Perhaps the most challenging choice we face as a nation in November, or whenever, will be to decide what kind of a country we want to be - what will define us as a people. Politicians may recalibrate their positions about "core" values and pose alternative views about everything from health care to defense to the environment. But in the end when partisan gibberish is swept away, the expressed values that remain will serve as a definitive barometer of our better selves and our future conduct.
Sadly as Bill Moyers has said, "our democracy has gone off the rails." Many of the virtuous goals to which our founders ascribed have deteriorated into waves of influence-peddling and mind-numbing partisanship. Angry rhetoric has taken the place of meaningful discourse so that it makes perfect sense that the Republican base sidesteps issues and decides instead that making Obama "a one-term president" is the ultimate goal and however that end may be achieved is the way to proceed. This objective is often fleshed out by denying or ignoring the obvious fault lines in our political configuration.
No mainstream candidate admits to the racist implications of what has come to be known as "the southern strategy." In fact this framework is referenced without shame or regret though it has little to do with geographical placement and everything to do with parochial politics. It isn't just that nothing of importance is accomplished and that our goals have become limited and narrow, but rather that we are losing a sense of who we are and why we matter.

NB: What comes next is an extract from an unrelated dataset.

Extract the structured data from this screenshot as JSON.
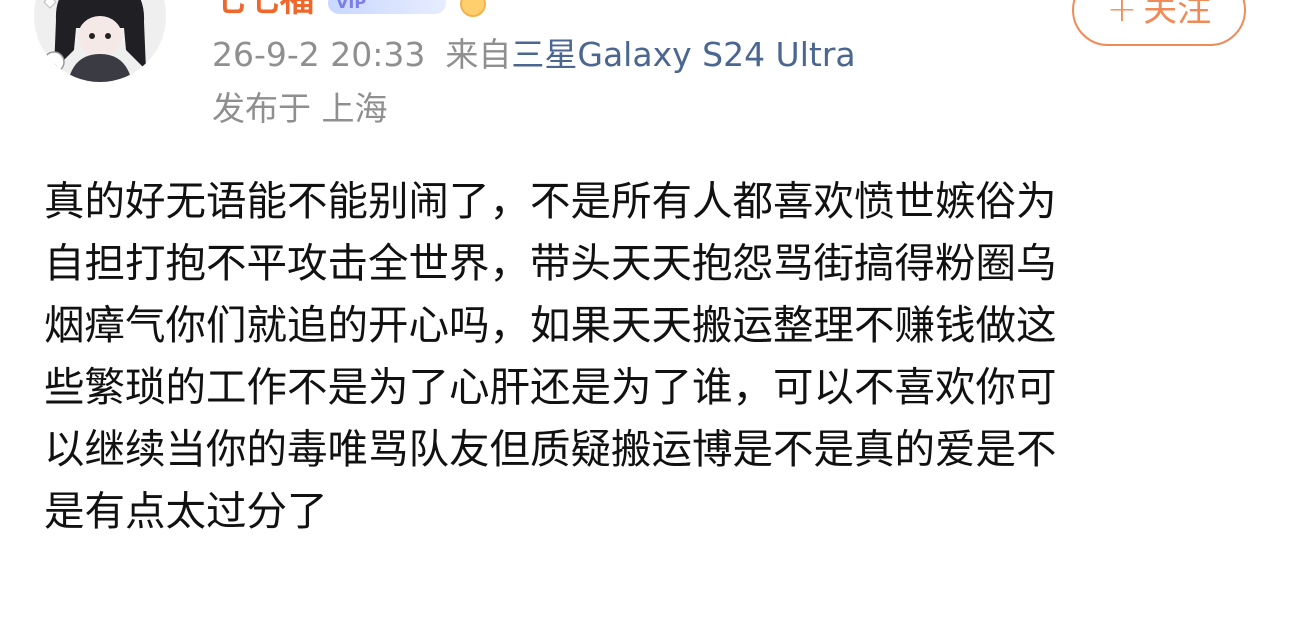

We‘re not just standing still - we are retreating - despite the protestations of those who keep insisting we are "exceptional" no matter how far we stray from our higher purpose.
Newt Gingrich turns back the clock when he rails at Occupy demonstrators as if they were the raggedy remnants of Woodstock. Gingrich and others were never able to relate to those who gathered in upstate New York in the sixties - not their issues, or their anti-war message. Today's Occupy protestors are nothing like the population that lingered in the fields at Woodstock. And, although detractors like Gingrich would like to apply the same language they used back then - take a bath, get a job and so on - that line of attack is totally misplaced and irrelevant. Many of the demonstrators today are out of work with little hope of finding employment any time soon, nor are they un-bathed, poorly spoken or without ambition. But they exemplify the economic hurdles today's workers face in a social framework that favors the already rich and scorns everyone else.
In an unpleasant reminder of the just-past administration's "let-them-eat-cake" approach, a George Bush address to supporters referred to them as the "haves and the have mores." Some call them the elites he said, but "I call them my base." The crowd was greatly amused, but considering the mess the economy is in Bush and his base have not served the country well. Politicians in thrall to special interests continue to attack entitlements and government spending, but balk when their tax advantages are threatened.
What's more there's a concerted effort on the right to ignore the pervasive effect of racism in concert with the nation's lopsided financial configuration. Critics of the president decry what they call his racist approach to events like the killing of Trayvon Martin as if the racial implications of the incident weren't obvious to any reasonable observer. Of course the death of any young person regardless of color or ethnic background is sad and incredibly painful for the family involved. But the fact is that young people of color face a different set of circumstances than whites and the willingness to ignore that fact and indeed to offer mitigating explanations to excuse the horrific nature of racially motivated crimes is a willfully blind escape route for those who refuse to see or accept complicity in what is a national disgrace.
When our leaders fail to take a moral stand and ignore reality they fail the country and set a bad example for our youth. They forfeit the right to speak of values when they use low-minded racial preferences for political advantage and call into question the very nature of our democratic principles.